Over the past few years Netflix has made a major push in an attempt to win some of Hollywood’s biggest awards. While they haven’t won anything big yet (Roma seemingly just missed out on Best Picture last year and the streaming network’s plethora of acclaimed series still have not won a Best Series Emmy), Netflix has some big chances this year as we saw with the release of Martin Scorsese’s The Irishman last week. While Netflix’s movie release for this week doesn’t have the pop culture capital that The Irishman does, Marriage Story will certainly be another major awards contender for Netflix. Marriage Story is certainly a more subtle movie than most of the major Oscar contenders of this year, but that makes it all the better as it rests its success on two powerful performances from Scarlett Johansson and Adam Driver.
Marriage Story follows a couple: Charlie (a New York City theater director that has built a series of successful plays together played by Adam Driver) and Nicole (a once up and coming movie actress who becomes a theater actress to support her husband played by Scarlett Johansson). We enter their relationship as their marriage has deteriorated and Nicole gets an offer to work on a pilot in Los Angeles. Eager to start again, Nicole moves to Los Angeles with the couple’s young son, which begins a slippery slope to pursuing a divorce that both wanted to avoid.
The most astonishing thing about this movie is that it gives you both sides of the conflict between the two main characters and never seems like it’s taking sides. The first third of the movie mostly centers on Scarlett Johansson’s Nicole. Johansson does a lot of work in making the character likable, and she builds up a great rapport with Azhy Robertson, who plays the couple’s son. This does wonders for the movie as Nicole is given less of the spotlight in the rest of the movie as Adam Driver’s Charlie takes center stage. Driver plays the much more emotional character and developments in the plot make it seem like Charlie is the character more at fault for the deterioration in the marriage. However, Driver and the writing do a lot of work in explaining Charlie’s mindset and that makes it so much easier to relate to the character and thus making what appears to be an equal field between the two characters.
Noah Baumbach (the movie’s director-writer who based this movie on his own divorce) does just as much as Johansson and Driver in making this movie work though. There’s a quirkiness to this movie that stands out more than most of his recent movies, but it never gets close to the point of something like the Coens or Wes Anderson. That really stands out in a movie that tries really hard to get into all of the little intricacies of the relationship at the center of the movie. It’s an interesting mix that makes this movie feel so realistic. Baumbach’s direction also stands out of the way as the actors’ performance power the movie’s most important scenes (whether it’s a wonderful one take as Nicole finally decides to listen to her lawyer and get a divorce or a scene that let’s Driver’s unique energy convey a sense of nervousness and embarrassment).

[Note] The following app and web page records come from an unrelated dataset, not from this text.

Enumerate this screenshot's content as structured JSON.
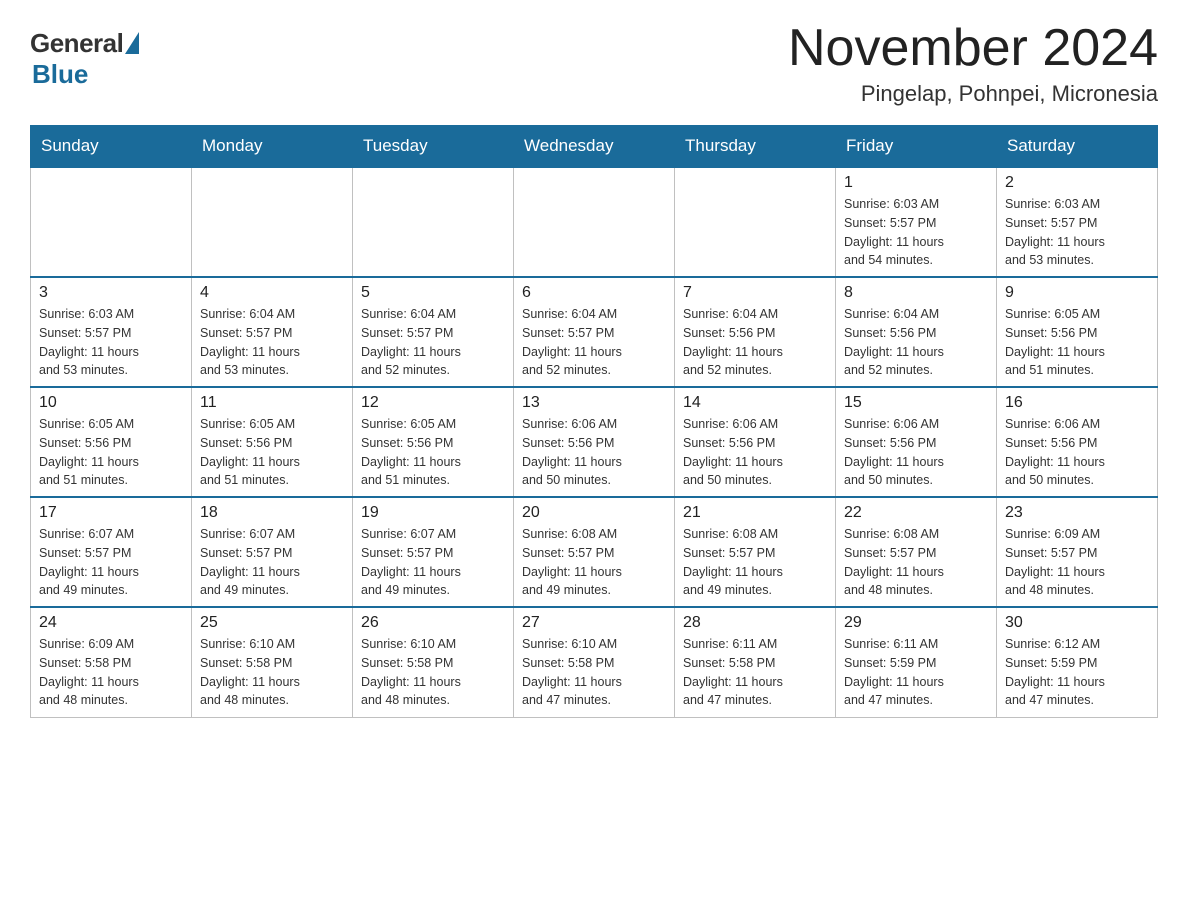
{
  "header": {
    "logo_general": "General",
    "logo_blue": "Blue",
    "month_title": "November 2024",
    "location": "Pingelap, Pohnpei, Micronesia"
  },
  "days_of_week": [
    "Sunday",
    "Monday",
    "Tuesday",
    "Wednesday",
    "Thursday",
    "Friday",
    "Saturday"
  ],
  "weeks": [
    [
      {
        "day": "",
        "info": ""
      },
      {
        "day": "",
        "info": ""
      },
      {
        "day": "",
        "info": ""
      },
      {
        "day": "",
        "info": ""
      },
      {
        "day": "",
        "info": ""
      },
      {
        "day": "1",
        "info": "Sunrise: 6:03 AM\nSunset: 5:57 PM\nDaylight: 11 hours\nand 54 minutes."
      },
      {
        "day": "2",
        "info": "Sunrise: 6:03 AM\nSunset: 5:57 PM\nDaylight: 11 hours\nand 53 minutes."
      }
    ],
    [
      {
        "day": "3",
        "info": "Sunrise: 6:03 AM\nSunset: 5:57 PM\nDaylight: 11 hours\nand 53 minutes."
      },
      {
        "day": "4",
        "info": "Sunrise: 6:04 AM\nSunset: 5:57 PM\nDaylight: 11 hours\nand 53 minutes."
      },
      {
        "day": "5",
        "info": "Sunrise: 6:04 AM\nSunset: 5:57 PM\nDaylight: 11 hours\nand 52 minutes."
      },
      {
        "day": "6",
        "info": "Sunrise: 6:04 AM\nSunset: 5:57 PM\nDaylight: 11 hours\nand 52 minutes."
      },
      {
        "day": "7",
        "info": "Sunrise: 6:04 AM\nSunset: 5:56 PM\nDaylight: 11 hours\nand 52 minutes."
      },
      {
        "day": "8",
        "info": "Sunrise: 6:04 AM\nSunset: 5:56 PM\nDaylight: 11 hours\nand 52 minutes."
      },
      {
        "day": "9",
        "info": "Sunrise: 6:05 AM\nSunset: 5:56 PM\nDaylight: 11 hours\nand 51 minutes."
      }
    ],
    [
      {
        "day": "10",
        "info": "Sunrise: 6:05 AM\nSunset: 5:56 PM\nDaylight: 11 hours\nand 51 minutes."
      },
      {
        "day": "11",
        "info": "Sunrise: 6:05 AM\nSunset: 5:56 PM\nDaylight: 11 hours\nand 51 minutes."
      },
      {
        "day": "12",
        "info": "Sunrise: 6:05 AM\nSunset: 5:56 PM\nDaylight: 11 hours\nand 51 minutes."
      },
      {
        "day": "13",
        "info": "Sunrise: 6:06 AM\nSunset: 5:56 PM\nDaylight: 11 hours\nand 50 minutes."
      },
      {
        "day": "14",
        "info": "Sunrise: 6:06 AM\nSunset: 5:56 PM\nDaylight: 11 hours\nand 50 minutes."
      },
      {
        "day": "15",
        "info": "Sunrise: 6:06 AM\nSunset: 5:56 PM\nDaylight: 11 hours\nand 50 minutes."
      },
      {
        "day": "16",
        "info": "Sunrise: 6:06 AM\nSunset: 5:56 PM\nDaylight: 11 hours\nand 50 minutes."
      }
    ],
    [
      {
        "day": "17",
        "info": "Sunrise: 6:07 AM\nSunset: 5:57 PM\nDaylight: 11 hours\nand 49 minutes."
      },
      {
        "day": "18",
        "info": "Sunrise: 6:07 AM\nSunset: 5:57 PM\nDaylight: 11 hours\nand 49 minutes."
      },
      {
        "day": "19",
        "info": "Sunrise: 6:07 AM\nSunset: 5:57 PM\nDaylight: 11 hours\nand 49 minutes."
      },
      {
        "day": "20",
        "info": "Sunrise: 6:08 AM\nSunset: 5:57 PM\nDaylight: 11 hours\nand 49 minutes."
      },
      {
        "day": "21",
        "info": "Sunrise: 6:08 AM\nSunset: 5:57 PM\nDaylight: 11 hours\nand 49 minutes."
      },
      {
        "day": "22",
        "info": "Sunrise: 6:08 AM\nSunset: 5:57 PM\nDaylight: 11 hours\nand 48 minutes."
      },
      {
        "day": "23",
        "info": "Sunrise: 6:09 AM\nSunset: 5:57 PM\nDaylight: 11 hours\nand 48 minutes."
      }
    ],
    [
      {
        "day": "24",
        "info": "Sunrise: 6:09 AM\nSunset: 5:58 PM\nDaylight: 11 hours\nand 48 minutes."
      },
      {
        "day": "25",
        "info": "Sunrise: 6:10 AM\nSunset: 5:58 PM\nDaylight: 11 hours\nand 48 minutes."
      },
      {
        "day": "26",
        "info": "Sunrise: 6:10 AM\nSunset: 5:58 PM\nDaylight: 11 hours\nand 48 minutes."
      },
      {
        "day": "27",
        "info": "Sunrise: 6:10 AM\nSunset: 5:58 PM\nDaylight: 11 hours\nand 47 minutes."
      },
      {
        "day": "28",
        "info": "Sunrise: 6:11 AM\nSunset: 5:58 PM\nDaylight: 11 hours\nand 47 minutes."
      },
      {
        "day": "29",
        "info": "Sunrise: 6:11 AM\nSunset: 5:59 PM\nDaylight: 11 hours\nand 47 minutes."
      },
      {
        "day": "30",
        "info": "Sunrise: 6:12 AM\nSunset: 5:59 PM\nDaylight: 11 hours\nand 47 minutes."
      }
    ]
  ]
}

Marriage Story may feel small, but it’s ultimately one of the most honest portrayals of a relationship ever done in cinema.